“The Eucharist both perfectly signifies and wonderfully effects that sharing in God’s life and unity of God’s People by which the Church exists. [The Eucharist] is the summit of both the action by which God sanctifies the world in Christ and the worship which men offer to Christ and which through him they offer to the Father in the Spirit. Its celebration ‘is the supreme means by which the faithful come to express in their lives and to manifest to others the mystery of Christ and the true nature of the Church’ (Eucharisticum Mysterium, cf. CCC 1325).
Pretty incredible. How can anyone be denied access to this?
This Eucharistic celebration is our chief means to express our love for our Lord. We are proclaiming our unity with our Divine Savior and our unity with His Church at each Mass. This is our primary way to express our love for our God, and it is being denied to us, supposedly for our own good?

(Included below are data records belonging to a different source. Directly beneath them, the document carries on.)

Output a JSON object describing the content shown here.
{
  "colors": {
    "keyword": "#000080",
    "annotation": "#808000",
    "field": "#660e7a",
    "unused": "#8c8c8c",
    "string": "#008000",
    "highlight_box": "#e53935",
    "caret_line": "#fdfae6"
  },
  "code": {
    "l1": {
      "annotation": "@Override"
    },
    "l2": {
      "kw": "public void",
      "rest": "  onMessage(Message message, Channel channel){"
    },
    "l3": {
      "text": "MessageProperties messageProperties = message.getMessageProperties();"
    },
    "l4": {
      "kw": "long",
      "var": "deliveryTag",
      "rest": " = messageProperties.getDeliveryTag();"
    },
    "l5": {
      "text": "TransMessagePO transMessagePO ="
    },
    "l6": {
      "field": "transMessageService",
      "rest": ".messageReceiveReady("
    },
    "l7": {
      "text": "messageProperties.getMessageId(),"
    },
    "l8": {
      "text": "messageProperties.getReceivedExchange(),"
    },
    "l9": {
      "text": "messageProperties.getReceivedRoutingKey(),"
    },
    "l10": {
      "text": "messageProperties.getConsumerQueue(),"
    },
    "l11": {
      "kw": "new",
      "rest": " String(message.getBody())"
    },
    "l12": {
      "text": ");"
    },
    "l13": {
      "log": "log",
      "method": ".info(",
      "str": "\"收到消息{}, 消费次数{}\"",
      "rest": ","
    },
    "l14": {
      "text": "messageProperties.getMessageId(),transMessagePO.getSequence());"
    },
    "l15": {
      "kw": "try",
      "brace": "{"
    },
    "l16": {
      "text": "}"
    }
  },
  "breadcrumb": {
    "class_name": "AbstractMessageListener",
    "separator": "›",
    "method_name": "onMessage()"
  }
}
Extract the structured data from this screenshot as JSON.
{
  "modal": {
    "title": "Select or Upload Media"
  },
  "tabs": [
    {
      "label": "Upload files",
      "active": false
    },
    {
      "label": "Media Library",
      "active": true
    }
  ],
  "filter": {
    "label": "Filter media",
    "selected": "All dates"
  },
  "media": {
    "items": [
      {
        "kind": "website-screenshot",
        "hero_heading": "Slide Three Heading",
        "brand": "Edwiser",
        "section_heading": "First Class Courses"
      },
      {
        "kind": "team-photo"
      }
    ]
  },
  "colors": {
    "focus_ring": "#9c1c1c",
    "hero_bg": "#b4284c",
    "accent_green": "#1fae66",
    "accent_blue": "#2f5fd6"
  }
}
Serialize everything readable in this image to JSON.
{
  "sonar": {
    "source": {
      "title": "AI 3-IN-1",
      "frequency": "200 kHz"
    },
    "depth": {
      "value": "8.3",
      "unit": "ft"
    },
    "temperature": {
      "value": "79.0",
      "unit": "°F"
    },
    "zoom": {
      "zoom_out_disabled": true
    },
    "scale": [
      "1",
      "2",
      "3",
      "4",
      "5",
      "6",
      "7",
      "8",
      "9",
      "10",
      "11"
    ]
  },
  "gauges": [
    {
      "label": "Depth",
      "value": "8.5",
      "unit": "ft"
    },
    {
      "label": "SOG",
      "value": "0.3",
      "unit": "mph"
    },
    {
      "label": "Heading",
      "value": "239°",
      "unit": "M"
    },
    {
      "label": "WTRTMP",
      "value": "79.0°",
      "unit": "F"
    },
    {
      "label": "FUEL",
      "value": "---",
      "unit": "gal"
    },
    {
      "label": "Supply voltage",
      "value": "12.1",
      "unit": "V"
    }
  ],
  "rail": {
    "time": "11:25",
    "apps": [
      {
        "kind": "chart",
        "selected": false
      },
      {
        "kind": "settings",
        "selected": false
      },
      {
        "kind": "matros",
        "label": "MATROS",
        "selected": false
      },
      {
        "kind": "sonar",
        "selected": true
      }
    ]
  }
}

And while it is true that “we must work out our salvation with fear and trembling” (Phil 2:12), the Catholic Church realizes any good we do or merit we earn comes first from God’s grace. And yet, since the bishops are denying us sacramental grace, they are seemingly asking us to resort to our mere natural abilities to merit eternal salvation. That simply cannot be done; we have that on the highest authority: “But if it is by grace, it is no longer on the basis of works, otherwise grace would no longer be grace” (Rom 11:6).
Sacramental grace is being denied to us. Heaven, help us. For, our earthly shepherds have abandoned us to the wolves. You’re on your own, lay faithful.
Is it any small wonder that demonic activity has increased dramatically since these voluntary shutdowns of the Mass have begun, according to exorcists? One reports, “Really, the oppression is everywhere now.”
Let us end on this sobering thought from the Vicar of Christ on earth: “Those proponents of new ideas who are eager to foster true piety in the people should consider that, with the frequency of the sacraments diminished or entirely eliminated, religion slowly languishes and finally perishes” (Pope Gregory XVI, Quo Graviora, 1833 A.D.).
(Special thanks to MyCatholicSource.com for many of the great citations above from the Pope Pius X and Baltimore Catechisms.)
Please chime in with a comment on our bishops denying us sacramental grace during this global pandemic of the Coronavirus.